- **Data records**:

-*-

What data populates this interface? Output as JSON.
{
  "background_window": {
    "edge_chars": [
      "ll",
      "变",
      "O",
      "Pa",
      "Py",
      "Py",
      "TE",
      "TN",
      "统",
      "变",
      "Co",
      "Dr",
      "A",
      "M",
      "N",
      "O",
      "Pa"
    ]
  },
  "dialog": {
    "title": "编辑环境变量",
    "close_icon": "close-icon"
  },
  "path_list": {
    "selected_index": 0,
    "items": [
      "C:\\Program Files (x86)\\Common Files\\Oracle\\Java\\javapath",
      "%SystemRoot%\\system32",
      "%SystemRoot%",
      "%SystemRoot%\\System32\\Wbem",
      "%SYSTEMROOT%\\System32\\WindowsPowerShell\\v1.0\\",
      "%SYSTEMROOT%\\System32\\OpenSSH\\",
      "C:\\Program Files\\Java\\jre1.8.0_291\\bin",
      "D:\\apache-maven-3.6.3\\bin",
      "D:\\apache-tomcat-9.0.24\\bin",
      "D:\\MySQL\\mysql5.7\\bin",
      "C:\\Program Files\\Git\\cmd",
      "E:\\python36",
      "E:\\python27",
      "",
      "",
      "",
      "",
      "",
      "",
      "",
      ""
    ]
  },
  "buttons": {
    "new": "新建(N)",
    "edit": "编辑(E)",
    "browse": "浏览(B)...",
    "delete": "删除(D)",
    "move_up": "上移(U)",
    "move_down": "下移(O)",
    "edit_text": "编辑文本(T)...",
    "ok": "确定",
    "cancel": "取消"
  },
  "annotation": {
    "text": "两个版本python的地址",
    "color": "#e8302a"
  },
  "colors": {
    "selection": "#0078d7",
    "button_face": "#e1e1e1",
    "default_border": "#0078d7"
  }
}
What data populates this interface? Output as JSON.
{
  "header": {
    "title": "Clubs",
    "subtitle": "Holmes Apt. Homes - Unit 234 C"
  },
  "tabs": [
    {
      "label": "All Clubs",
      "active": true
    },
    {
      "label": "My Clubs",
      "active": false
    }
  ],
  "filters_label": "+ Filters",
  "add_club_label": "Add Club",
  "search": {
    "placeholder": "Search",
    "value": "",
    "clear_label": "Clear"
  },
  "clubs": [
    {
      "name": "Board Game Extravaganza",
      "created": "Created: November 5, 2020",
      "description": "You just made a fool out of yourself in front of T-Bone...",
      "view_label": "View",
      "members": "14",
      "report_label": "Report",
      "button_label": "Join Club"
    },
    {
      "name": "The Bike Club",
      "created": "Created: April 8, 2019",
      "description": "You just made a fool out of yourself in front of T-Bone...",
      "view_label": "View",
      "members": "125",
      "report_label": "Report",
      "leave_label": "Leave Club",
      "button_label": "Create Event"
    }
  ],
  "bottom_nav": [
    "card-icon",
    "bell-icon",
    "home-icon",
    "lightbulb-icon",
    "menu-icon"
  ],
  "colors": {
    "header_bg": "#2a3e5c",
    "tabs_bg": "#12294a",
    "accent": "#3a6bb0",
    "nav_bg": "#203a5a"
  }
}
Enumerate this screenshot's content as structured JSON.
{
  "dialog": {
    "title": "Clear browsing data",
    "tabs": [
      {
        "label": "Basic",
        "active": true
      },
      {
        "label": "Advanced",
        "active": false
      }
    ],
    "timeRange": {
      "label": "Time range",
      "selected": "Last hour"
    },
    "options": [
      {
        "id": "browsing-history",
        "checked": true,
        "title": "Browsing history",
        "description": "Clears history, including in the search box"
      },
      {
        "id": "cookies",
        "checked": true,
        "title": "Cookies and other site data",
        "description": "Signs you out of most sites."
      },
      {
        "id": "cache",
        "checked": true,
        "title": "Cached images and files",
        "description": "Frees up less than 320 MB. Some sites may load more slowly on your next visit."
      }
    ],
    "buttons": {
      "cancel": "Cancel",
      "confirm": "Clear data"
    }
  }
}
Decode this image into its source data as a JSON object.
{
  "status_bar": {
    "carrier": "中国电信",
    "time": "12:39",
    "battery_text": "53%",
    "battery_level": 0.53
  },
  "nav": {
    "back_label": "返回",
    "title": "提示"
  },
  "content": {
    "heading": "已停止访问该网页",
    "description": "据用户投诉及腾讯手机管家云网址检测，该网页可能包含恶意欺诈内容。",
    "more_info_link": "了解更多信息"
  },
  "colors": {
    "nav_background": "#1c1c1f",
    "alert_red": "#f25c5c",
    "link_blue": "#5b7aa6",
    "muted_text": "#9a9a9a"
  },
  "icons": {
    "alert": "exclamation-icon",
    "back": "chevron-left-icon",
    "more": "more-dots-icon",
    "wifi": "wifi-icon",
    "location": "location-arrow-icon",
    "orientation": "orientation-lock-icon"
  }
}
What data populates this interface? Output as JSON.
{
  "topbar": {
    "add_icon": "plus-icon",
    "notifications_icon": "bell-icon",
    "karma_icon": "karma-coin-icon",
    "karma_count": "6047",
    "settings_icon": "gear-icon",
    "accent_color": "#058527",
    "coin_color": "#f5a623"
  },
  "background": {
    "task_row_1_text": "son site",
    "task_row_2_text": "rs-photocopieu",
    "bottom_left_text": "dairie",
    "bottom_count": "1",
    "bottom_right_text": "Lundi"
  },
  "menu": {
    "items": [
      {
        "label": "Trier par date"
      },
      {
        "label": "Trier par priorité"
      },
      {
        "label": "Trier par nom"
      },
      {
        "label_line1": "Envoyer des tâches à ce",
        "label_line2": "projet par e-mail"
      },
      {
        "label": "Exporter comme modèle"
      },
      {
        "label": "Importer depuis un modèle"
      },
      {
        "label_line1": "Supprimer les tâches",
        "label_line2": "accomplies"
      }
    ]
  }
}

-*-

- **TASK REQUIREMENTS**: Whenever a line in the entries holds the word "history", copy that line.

- **ANSWER BELOW**:
        "id": "browsing-history",
        "title": "Browsing history",
        "description": "Clears history, including in the search box"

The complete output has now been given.